Cuphead’s gameplay can be extremely difficult, though. Not as difficult as recent Xbox One shmup Super Hydorah, but still very, very challenging. You only have a limited number of hits on each stage and when you die it’s back to the beginning of the stage. Granted, most of the stages and boss fights only last around two-minutes, so it isn’t as if you waste a lot of time dying and trying, but some sort of checkpoints or practice option wouldn’t have hurt. As difficult as it can seem, however, it is important to remember that Cuphead is absolutely 100% fair at all times. The hit boxes are precise and perfect and your movement is extremely easy to control and the game just feels really great to play. When you die it is absolutely your own fault, which helps keep the game from getting too frustrating. You learn from your mistakes and do better next time, which makes Cuphead very satisfying when you succeed.

Cuphead does make a couple of concessions to make things slightly easier, however. First is the option to do simple versions of the boss fights rather than the full on “real” version. The simple fights have less phases and are considerably easier to get through simply because they’re shorter, but you don’t actually earn the soul contract for that boss by beating the simple version. You do make progress through the game by beating simple versions, though, so it is a good way to practice and see most of the game (you will need to beat the full versions of all the fights to see the last chunk of the game, however) without getting too frustrated.
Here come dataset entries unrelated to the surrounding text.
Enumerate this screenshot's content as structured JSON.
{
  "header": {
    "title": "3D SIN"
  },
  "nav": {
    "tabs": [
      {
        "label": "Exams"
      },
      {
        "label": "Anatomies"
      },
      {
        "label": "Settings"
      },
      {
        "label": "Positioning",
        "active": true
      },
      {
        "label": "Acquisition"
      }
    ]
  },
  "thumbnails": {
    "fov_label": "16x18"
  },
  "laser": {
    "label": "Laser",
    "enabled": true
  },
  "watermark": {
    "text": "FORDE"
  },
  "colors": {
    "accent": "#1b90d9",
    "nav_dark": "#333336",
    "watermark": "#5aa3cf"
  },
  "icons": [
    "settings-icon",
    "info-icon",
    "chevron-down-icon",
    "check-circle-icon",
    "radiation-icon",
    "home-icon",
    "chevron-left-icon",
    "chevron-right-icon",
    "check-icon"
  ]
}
The other way Cuphead makes your life potentially easier is through the power-ups you can buy. One upgrade gives you an extra hit on each level by reducing your shot damage. Other upgrades give you new types of bullets like auto tracking shots that you don’t have to aim. Another upgrade lets you automatically parry pink objects instead of having to do it manually. All of these and more are purchased with coins collected in the run & gun levels and can really make a huge difference in how difficult certain boss fights can be.

Actually beating the run and gun levels and earning the coins is a challenge on its own, though, as some of them can prove quite difficult if your 2D platforming skills aren’t up to snuff. I’m, uh, pretty poor at 2D platformers these days (which is why I don’t review many even though there are bazillions of indie 2D platformers …) so it was a bit of a struggle. You can make progress through the game without beating the run & gun levels, but not having access to the new weapons and power-ups is quite a handicap. You just have to grin and bear it and “git gud” and power though.

I do have a couple of nitpicks with Cuphead here and there. First is that it is hard to tell how far along in a boss fight you might be because there is no progress or health indicator anywhere. The boss phases are random, too, so you never really know how close to victory you may be. The solution is to just play carefully 100% of the time, but that is exhausting. You do find out how close you were to winning after you die, but since everything is random that doesn’t really help that much. I also have to say that the co-op mode, while greatly appreciated, just makes the game more chaotic and difficult rather than fun. The bosses gain a fair amount of HP in co-op mode, which just makes surviving even more difficult.

All in all, though, Cuphead is a highly polished romp through a beautiful 1930’s cartoon that can be appreciated both for its art style as well as its gameplay. It can be extremely challenging and difficult, however, so even as appealing as the presentation might be I can’t really recommend it if you are easily frustrated and don’t enjoy difficult games. But if you’re up to the challenge, Cuphead can be a very fun and rewarding experience that is among the most unique not just on Xbox One, but in all of gaming. Buy it.
Disclosure: A review code was provided by Microsoft.